International Business Machines Corp. (IBM) said Wednesday its first-quarter net income rose 15 percent, and the world's largest computer maker said it expected to outperform its rivals but was not immune to customer spending cutbacks.

The company, based in Armonk, N.Y., reported net income of $1.75 billion, or 98 cents per share, compared with $1.52 billion, or 83 cents per share, a year earlier. Analysts had expected earnings in a range of 89 cents to $1.02, with the average at 98 cents.

Sales rose 9 percent to $21 billion in the quarter.

The report came after the close of the regular trading session. IBM shares closed up $6.80, or 6.8 percent, at $106.50 on the New York Stock Exchange. The stock has outperformed the S&P 500 index by about 30 percent this year.

"Looking forward, we are no better than others in predicting how the current economic uncertainty will unfold," Chairman and Chief Executive Louis Gerstner said in a statement.

"IBM is certainly to not immune to broad cutbacks in customer spending. However, based on recent results, we expect we will outperform most of our competitors in whatever market emerges this year."

IBM's view of the year ahead is regarded as an indicator of what to expect for the rest of the year for the tech sector and the stock market at large.

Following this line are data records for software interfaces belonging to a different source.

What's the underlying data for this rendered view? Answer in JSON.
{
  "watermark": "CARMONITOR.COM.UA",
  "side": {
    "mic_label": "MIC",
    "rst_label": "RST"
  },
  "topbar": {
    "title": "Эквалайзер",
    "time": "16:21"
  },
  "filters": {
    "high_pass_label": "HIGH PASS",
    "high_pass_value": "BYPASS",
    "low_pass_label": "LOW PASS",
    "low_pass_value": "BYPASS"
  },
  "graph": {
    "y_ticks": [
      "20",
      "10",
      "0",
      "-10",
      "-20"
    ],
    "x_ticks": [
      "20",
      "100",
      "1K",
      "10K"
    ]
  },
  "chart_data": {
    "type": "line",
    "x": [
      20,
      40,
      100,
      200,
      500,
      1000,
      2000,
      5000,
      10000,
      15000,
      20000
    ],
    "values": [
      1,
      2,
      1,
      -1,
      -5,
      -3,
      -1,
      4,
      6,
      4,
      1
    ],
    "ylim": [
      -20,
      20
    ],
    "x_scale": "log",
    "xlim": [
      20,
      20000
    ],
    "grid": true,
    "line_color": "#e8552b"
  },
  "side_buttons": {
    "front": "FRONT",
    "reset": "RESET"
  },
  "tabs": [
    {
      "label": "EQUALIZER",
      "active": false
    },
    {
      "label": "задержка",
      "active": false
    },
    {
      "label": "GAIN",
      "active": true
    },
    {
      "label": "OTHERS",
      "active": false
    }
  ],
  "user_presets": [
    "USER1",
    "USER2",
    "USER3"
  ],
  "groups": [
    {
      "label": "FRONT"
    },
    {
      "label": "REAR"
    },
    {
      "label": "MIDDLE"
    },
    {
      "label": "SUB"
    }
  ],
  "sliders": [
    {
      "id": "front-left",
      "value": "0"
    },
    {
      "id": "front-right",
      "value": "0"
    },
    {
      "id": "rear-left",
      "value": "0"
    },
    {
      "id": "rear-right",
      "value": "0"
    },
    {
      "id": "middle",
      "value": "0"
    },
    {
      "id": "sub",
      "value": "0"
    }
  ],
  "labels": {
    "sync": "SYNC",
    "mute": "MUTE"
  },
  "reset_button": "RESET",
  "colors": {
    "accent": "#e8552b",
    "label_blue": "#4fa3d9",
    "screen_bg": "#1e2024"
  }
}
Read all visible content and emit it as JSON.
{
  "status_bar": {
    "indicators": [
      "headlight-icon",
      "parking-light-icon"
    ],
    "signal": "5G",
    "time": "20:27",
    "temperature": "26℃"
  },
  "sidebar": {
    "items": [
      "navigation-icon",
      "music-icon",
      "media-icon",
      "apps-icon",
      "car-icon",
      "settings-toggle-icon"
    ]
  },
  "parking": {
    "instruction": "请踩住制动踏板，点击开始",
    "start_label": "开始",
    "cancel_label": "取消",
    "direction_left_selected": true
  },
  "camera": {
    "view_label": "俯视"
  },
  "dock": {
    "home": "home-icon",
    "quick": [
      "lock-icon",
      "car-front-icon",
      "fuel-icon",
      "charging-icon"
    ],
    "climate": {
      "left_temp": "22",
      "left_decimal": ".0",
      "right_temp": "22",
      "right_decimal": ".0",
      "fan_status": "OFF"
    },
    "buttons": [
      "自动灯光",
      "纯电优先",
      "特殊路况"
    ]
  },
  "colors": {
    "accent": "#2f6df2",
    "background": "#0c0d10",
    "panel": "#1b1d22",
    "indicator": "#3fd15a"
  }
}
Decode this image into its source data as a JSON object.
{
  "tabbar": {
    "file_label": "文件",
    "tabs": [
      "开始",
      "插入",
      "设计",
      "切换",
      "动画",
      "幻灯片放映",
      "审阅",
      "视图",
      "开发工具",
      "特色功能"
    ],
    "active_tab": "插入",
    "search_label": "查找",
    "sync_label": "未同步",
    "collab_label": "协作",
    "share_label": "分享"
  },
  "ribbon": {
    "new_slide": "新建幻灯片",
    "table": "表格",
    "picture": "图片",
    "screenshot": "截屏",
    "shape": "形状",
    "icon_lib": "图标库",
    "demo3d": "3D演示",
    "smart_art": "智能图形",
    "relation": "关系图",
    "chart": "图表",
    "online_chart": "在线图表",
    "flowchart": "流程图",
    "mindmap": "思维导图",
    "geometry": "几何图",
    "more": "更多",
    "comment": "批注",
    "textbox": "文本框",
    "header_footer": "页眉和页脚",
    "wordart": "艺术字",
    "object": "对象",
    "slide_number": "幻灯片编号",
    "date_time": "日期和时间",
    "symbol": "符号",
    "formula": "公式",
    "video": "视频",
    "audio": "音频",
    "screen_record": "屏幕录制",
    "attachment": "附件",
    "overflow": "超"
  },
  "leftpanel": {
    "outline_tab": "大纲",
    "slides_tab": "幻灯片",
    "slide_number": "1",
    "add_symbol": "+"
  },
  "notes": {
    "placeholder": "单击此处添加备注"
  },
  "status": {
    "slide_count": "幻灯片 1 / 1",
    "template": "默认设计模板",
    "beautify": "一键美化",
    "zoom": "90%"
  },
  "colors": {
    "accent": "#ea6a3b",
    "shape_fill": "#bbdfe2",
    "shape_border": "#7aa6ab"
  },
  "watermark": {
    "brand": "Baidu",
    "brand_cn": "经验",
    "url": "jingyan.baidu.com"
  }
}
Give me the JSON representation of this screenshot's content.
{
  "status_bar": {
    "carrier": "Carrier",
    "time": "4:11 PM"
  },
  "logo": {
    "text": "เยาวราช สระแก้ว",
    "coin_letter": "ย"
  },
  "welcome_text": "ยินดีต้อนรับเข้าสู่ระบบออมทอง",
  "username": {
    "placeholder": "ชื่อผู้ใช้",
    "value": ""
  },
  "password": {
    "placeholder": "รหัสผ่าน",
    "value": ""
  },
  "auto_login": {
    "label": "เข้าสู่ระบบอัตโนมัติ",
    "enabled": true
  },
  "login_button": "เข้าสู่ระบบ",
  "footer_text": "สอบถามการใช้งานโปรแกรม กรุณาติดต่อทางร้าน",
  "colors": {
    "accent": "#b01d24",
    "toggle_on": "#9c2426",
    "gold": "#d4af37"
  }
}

Its stock has been seen as a safe haven for tech investors for its wide base of products that range from custom microchips to supercomputers. The company has sidestepped the brunt of a tech downturn in part on the strength of an upgrade of its mainframe computers and expanding microelectronics business